The problem is, each individual blog post has only a small window of effectiveness for SEO. A post might go viral, get hundreds of shares, and then sit in your archives for eternity. Identifying and promoting evergreen content can get more mileage out of a good post. But by nature and design, these posts aren’t built to be an enduring SEO resource. Think about it: When was the last time you clicked through on a blog post that was over a year old?
That’s not to say you should stop blogging altogether, of course. Blogs generate subscribers, help promote gated assets, contribute to thought leadership—all worthwhile goals for content marketers. But as SEO continues to evolve, it’s time for new models of SEO-driven content.
At TopRank Marketing, we’ve been working on a new way to integrate SEO and content to build longer-lasting, more valuable resources. Essentially, it’s reverse-engineering evergreen content, purposefully building well-supported “tentpole” content with SEO baked in.
Here’s how to design a content strategy I’m calling the “Big Top” model.
#1: Create Your Tentpole(s)
The tentpole content is the big asset that the rest of your strategy will be supporting. It should be a comprehensive take on a single topic relevant to your business and your audience, one with plenty of opportunities to crosslink with supporting content.
Research topics and keywords for your tentpole the way you would any best answer content: listen to customers, evaluate competing content, and use tools like Bloomberry and UberSuggest.
What will make your content into a tentpole instead of a blog post are a few distinguishing features:
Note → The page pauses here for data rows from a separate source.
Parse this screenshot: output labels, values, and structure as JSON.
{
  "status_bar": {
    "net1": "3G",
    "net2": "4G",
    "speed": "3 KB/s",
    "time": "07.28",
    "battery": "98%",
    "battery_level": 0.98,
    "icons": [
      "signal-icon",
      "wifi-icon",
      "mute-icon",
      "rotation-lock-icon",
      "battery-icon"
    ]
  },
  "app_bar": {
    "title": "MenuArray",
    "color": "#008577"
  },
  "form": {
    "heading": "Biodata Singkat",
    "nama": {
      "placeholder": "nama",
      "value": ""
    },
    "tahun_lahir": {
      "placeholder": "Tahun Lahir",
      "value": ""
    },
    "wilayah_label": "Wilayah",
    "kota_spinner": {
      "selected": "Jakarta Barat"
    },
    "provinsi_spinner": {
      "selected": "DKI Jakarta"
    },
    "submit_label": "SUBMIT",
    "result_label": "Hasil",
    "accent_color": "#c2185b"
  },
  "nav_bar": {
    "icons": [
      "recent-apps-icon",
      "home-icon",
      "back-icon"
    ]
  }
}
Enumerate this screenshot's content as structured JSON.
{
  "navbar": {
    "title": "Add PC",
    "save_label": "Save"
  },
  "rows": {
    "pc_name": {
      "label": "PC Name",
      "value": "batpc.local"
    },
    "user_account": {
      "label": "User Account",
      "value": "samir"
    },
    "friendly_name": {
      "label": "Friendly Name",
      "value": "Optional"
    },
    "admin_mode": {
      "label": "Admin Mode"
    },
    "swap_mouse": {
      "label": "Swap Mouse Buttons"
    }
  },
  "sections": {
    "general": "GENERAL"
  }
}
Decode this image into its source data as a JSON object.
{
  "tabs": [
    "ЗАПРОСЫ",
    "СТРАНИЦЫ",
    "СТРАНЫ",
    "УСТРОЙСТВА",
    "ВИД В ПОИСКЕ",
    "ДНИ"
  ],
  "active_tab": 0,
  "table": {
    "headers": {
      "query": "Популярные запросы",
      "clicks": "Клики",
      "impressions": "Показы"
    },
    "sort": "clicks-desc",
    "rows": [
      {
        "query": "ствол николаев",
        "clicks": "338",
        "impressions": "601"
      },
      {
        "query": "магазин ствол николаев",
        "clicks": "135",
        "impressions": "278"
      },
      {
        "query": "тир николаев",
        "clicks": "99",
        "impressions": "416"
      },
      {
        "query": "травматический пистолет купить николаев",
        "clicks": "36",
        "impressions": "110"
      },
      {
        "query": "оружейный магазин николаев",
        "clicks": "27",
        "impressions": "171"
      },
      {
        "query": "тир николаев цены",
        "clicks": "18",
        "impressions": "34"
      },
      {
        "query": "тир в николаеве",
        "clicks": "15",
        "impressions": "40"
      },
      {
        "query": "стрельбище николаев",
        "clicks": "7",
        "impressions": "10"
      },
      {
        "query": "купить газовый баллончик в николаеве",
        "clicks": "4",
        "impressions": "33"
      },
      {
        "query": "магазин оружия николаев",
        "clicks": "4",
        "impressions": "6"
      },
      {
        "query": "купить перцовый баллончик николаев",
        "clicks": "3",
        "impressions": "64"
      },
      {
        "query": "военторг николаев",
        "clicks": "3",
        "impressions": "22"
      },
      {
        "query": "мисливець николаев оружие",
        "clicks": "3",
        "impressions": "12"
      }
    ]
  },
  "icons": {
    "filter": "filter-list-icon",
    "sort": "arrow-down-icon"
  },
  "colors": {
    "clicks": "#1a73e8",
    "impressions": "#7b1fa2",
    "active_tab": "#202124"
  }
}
- A tentpole should be between 1500 and 3000 words.
- Your tentpole will cover multiple aspects of your topic, divided into 250-300 word sections, each section based on long-tail keywords.
- This last one is key. Your tentpole will not live on your blog. It should have a permanent place of pride, preferably not more than two clicks deep into your site, with a short URL. A “Resources” section is the ideal place.
You can break up the sections in your tentpole with eye-catching visuals, embedded SlideShare or video content, even CTAs to gated content.
Your tentpole is a prime location or influencer engagement as well. Curate quotes from influencers to highlight in the text—or, better yet, reach out to influencers to co-create and cross-promote the content.
Here’s a good example of a tentpole piece our client LinkedIn Marketing Solutions published earlier this year: How to Advertise on LinkedIn. Notice it’s not a post on their blog; it’s a standalone resource. This piece is currently ranking at the top of the SERP for “How to advertise on LinkedIn.”
You don’t have to limit your strategy to a single tentpole, either. If you have multiple topics that you can cover in depth and at length, create a pole for each one.
#2: Create Your Stakes
Your “stakes” are blog posts that will connect to the tentpole, driving traffic to it from your blog and boosting the blog’s SEO as well. There are several ways to create a supporting stake:
- Take one 200-300 word section and expand it with supplemental material to 750 words or so, as the content requires
- Cover a related topic that naturally links to your tentpole
- Create an announcement post for the tentpole launch
- Do an influencer roundup on a topic related to your tentpole
Each stake should have a CTA to the tentpole. If you have anchor links for navigation, as in our example above, you can also link to specific subsections that are relevant to the post.
#3: Connect Your Guylines
Guylines connect the stakes to the tentpole, providing stability and structure. In content terms, that means creating links from your supporting content to the tentpole and vice versa. The goal is to create a destination that users can explore, following their interest through multiple pieces of content, back and forth from the pole. This kind of structuring provides value for your readers, and increases positive search engine signals like time-on-site and session length.
As you develop more tentpoles, look for opportunities to link them together. Make sure each link is a logical next step for your reader. Over time, your “content big top” can become a full-fledged three-ring circus.
#4: Say, “Come One! Come All!”
Support your tentpole launch with all the amplifying force you have:
- Use stats or quotes to make social media ads
- Publish excerpts (or one of your stakes in its entirety) on sites like LinkedIn and Medium
- Encourage influencer amplification
- Seek out guest posting opportunities
These promotional efforts will build on your tentpole’s native SEO value, giving it some momentum that will help build external links and bring in organic results.
Make Your Content the Greatest Show on Earth
The Ringling Brothers have put up their big top for the last time, but your big top content can last for years to come. Just remember to keep it relevant; plan for regular updates and revisions (which are a great opportunity to re-promote the content).
The humble blog post is still a fundamental unit of content marketing. But when you supplement the blog with SEO-optimized tentpole content, the results can be… in tents.
Want to learn more about best answer content? Check out these 6 inspiring examples.